**The task:** Report every line below that carries the word "January".

Segment Start: Data extract

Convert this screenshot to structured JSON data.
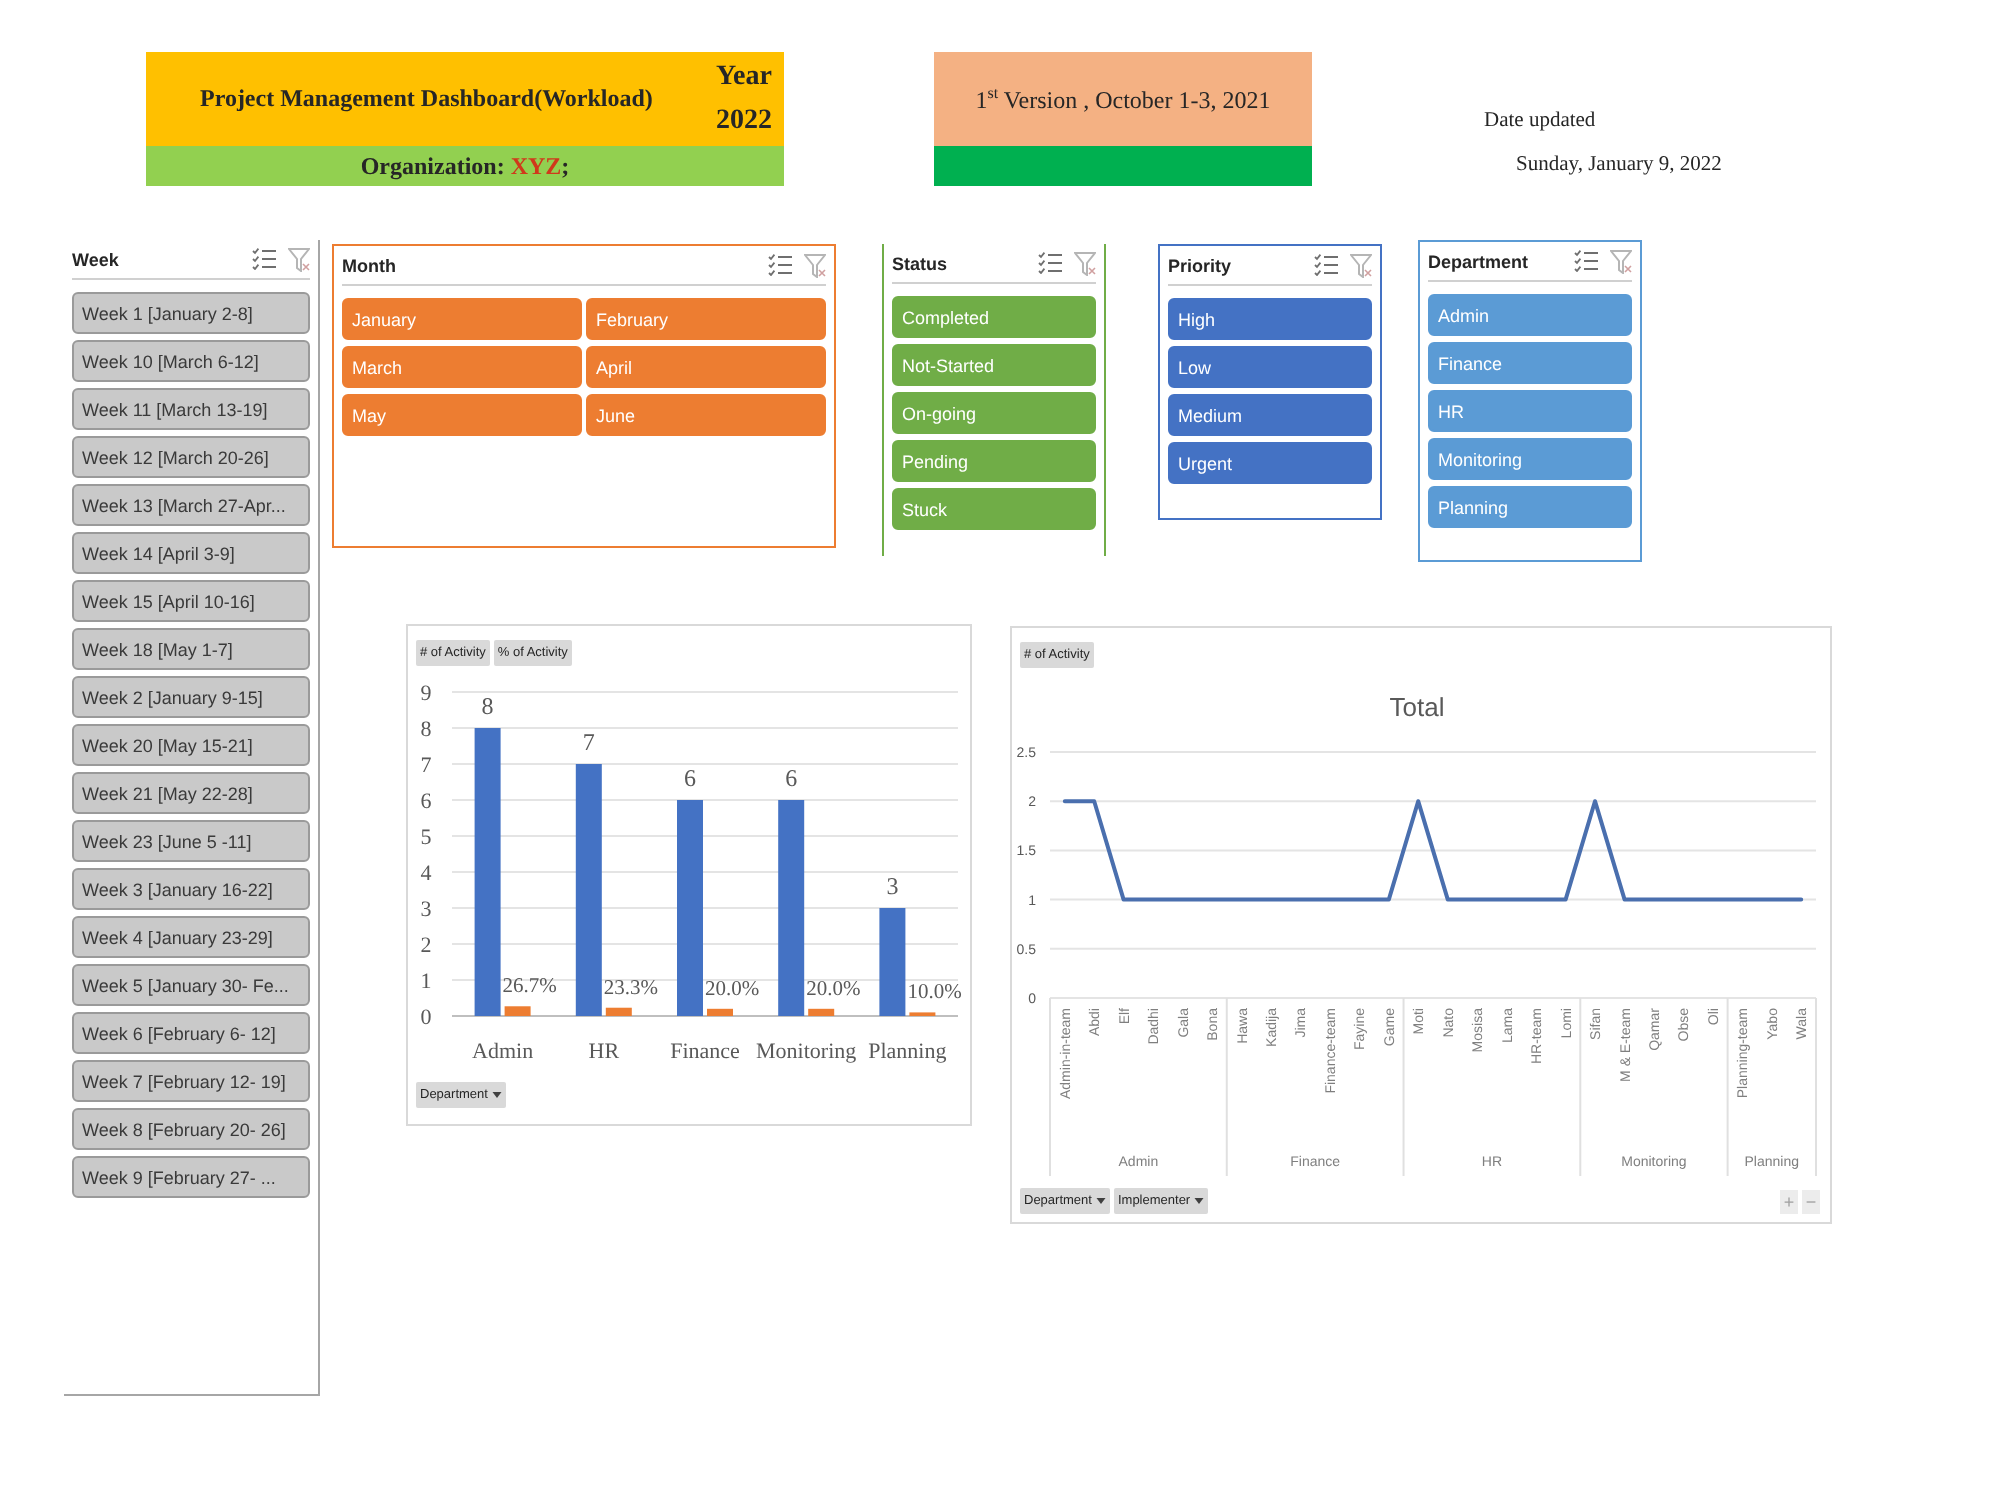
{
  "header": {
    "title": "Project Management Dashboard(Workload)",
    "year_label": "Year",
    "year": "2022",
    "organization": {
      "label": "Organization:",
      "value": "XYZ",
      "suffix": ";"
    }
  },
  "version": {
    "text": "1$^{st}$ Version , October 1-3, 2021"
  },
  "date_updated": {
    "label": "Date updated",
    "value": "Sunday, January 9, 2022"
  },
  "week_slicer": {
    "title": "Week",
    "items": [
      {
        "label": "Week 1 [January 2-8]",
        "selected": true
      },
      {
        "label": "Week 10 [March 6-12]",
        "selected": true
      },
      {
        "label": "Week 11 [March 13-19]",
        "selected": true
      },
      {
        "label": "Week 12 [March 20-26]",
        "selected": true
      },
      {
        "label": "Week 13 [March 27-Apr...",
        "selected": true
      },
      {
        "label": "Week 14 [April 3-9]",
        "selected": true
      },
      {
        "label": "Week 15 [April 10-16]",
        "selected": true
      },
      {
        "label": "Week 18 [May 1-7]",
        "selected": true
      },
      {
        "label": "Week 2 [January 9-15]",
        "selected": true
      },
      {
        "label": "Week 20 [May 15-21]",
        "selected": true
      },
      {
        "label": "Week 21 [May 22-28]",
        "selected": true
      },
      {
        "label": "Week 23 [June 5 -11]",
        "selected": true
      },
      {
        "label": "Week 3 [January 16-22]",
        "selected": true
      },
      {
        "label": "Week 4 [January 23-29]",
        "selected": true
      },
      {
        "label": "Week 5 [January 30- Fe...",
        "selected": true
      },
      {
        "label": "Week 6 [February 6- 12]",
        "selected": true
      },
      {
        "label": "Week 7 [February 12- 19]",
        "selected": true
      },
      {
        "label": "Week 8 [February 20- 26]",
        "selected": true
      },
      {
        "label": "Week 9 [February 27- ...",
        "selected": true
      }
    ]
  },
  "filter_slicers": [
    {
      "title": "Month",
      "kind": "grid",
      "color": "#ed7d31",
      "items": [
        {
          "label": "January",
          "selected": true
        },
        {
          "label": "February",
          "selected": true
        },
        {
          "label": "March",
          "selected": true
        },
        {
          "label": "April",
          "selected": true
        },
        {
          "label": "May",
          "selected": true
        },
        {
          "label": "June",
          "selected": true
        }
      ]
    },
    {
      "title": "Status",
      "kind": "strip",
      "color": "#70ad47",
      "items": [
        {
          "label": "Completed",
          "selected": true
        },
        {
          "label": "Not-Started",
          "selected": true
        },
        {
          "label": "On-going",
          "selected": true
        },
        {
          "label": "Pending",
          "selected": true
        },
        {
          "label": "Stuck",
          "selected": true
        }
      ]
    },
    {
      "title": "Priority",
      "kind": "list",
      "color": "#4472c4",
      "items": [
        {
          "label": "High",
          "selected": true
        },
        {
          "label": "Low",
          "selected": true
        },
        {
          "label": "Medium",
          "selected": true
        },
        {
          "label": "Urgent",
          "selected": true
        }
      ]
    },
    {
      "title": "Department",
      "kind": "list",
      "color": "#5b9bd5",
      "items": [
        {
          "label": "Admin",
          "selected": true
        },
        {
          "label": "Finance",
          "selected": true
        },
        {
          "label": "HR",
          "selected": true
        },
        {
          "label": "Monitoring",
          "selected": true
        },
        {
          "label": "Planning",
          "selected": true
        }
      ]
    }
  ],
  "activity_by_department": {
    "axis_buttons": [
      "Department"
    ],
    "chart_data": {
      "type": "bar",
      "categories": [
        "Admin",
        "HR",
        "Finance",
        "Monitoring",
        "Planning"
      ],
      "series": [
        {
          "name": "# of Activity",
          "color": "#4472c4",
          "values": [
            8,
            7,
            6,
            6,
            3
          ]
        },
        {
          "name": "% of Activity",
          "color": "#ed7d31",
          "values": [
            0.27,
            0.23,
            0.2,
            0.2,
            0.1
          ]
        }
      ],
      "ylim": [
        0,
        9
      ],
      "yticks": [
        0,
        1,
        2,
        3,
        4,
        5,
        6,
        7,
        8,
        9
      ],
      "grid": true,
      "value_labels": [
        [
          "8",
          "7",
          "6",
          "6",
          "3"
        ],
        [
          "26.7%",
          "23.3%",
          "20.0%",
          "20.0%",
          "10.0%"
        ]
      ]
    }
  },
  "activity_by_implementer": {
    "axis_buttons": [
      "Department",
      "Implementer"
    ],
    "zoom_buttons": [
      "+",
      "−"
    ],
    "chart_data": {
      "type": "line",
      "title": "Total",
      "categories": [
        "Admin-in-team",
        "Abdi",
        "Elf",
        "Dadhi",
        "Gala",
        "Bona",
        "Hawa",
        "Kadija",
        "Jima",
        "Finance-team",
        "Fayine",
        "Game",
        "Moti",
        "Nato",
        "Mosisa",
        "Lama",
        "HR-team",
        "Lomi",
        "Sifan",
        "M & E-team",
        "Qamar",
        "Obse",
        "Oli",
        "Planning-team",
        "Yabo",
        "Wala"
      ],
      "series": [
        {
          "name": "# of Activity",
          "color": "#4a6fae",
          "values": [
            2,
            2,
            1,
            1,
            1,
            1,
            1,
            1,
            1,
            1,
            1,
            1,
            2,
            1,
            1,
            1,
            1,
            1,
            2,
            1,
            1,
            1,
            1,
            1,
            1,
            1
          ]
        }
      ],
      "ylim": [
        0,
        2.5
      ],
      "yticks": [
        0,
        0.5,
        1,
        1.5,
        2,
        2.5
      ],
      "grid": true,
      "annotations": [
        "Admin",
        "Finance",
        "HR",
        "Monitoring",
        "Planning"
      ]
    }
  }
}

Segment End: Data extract
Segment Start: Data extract

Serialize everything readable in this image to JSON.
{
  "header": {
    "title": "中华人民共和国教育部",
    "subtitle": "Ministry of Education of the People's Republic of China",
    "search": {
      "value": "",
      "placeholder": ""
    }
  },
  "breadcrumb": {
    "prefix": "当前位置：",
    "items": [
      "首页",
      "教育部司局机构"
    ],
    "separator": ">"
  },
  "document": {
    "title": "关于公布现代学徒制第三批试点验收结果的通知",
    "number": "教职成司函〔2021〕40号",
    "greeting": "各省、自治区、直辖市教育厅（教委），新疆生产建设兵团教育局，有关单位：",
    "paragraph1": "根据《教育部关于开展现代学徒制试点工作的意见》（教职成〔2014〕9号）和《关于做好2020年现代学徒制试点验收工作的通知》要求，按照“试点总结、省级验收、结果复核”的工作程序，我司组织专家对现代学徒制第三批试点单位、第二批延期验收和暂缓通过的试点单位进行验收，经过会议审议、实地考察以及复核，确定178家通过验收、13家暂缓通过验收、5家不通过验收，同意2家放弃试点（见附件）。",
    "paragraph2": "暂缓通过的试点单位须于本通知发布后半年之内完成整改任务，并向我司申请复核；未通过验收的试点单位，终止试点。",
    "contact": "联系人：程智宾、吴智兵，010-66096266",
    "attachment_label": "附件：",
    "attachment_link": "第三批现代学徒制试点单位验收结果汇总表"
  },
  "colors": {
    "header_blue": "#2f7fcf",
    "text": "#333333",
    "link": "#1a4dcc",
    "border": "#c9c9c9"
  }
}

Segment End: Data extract

**Result of this exercise:**
    "value": "Sunday, January 9, 2022"
        "label": "Week 1 [January 2-8]",
        "label": "Week 2 [January 9-15]",
        "label": "Week 3 [January 16-22]",
        "label": "Week 4 [January 23-29]",
        "label": "Week 5 [January 30- Fe...",
          "label": "January",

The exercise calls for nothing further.